As reported by the BBC, the law can be applied across a broad range of platforms, from social media to news websites, which will face penalties if they fail to comply with official orders to remove content or post corrections.
It means that tech giants like Google, Facebook and Twitter could be hit with fines of up to S$1m ($737,790) if they do not act quickly to limit the spread of “falsehoods”. Tech platforms also will be required to disable fake accounts operated by bots as well as block ads served on fake news sites.
What’s more, the Singaporean legislation differs from similar laws in other countries in that it also will apply to closed private platforms, such as Facebook-owned WhatsApp, and apps with end-to-end encryption.
“Closed platforms, chat groups, social media groups, can serve as a public megaphone as much as an open platform,” said Edwin Tong, senior minister of state for law, during last week’s parliamentary debate.
The Singaporean government insists that the new law has safeguards against any abuse of power because it allows judicial reviews of official orders, but several campaign groups are alarmed and tech companies have expressed reservations too.
“This is really moving towards a Big Brother style of control and censorship project,” said Phil Robertson, deputy director of Human Rights Watch’s Asia division. “It’s a direct threat to freedom of expression and is something the entire world should be alarmed about.”
Meanwhile, Amnesty International said the law would “give the Singapore authorities unchecked powers to clamp down on online views of which it disapproves”.
Google, Facebook and Twitter said in separate statements that they remain committed to working with the Singapore government to tackle the spread of misinformation. But they also expressed concern about the law’s potential impact on innovation, its broad terms and how it will be implemented.
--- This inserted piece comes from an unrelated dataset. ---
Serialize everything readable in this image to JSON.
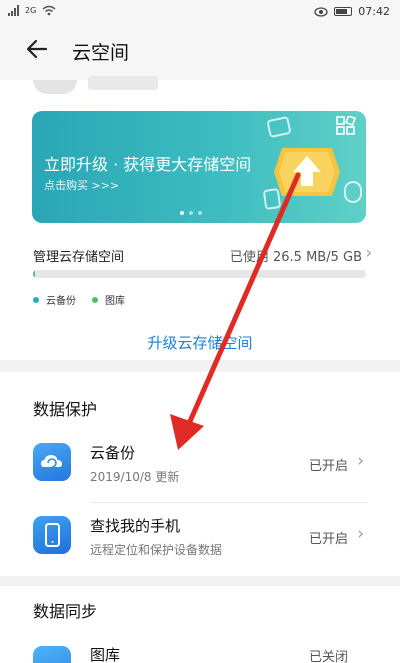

Sourced from BBC, Channel News Asia; additional content by WARC staff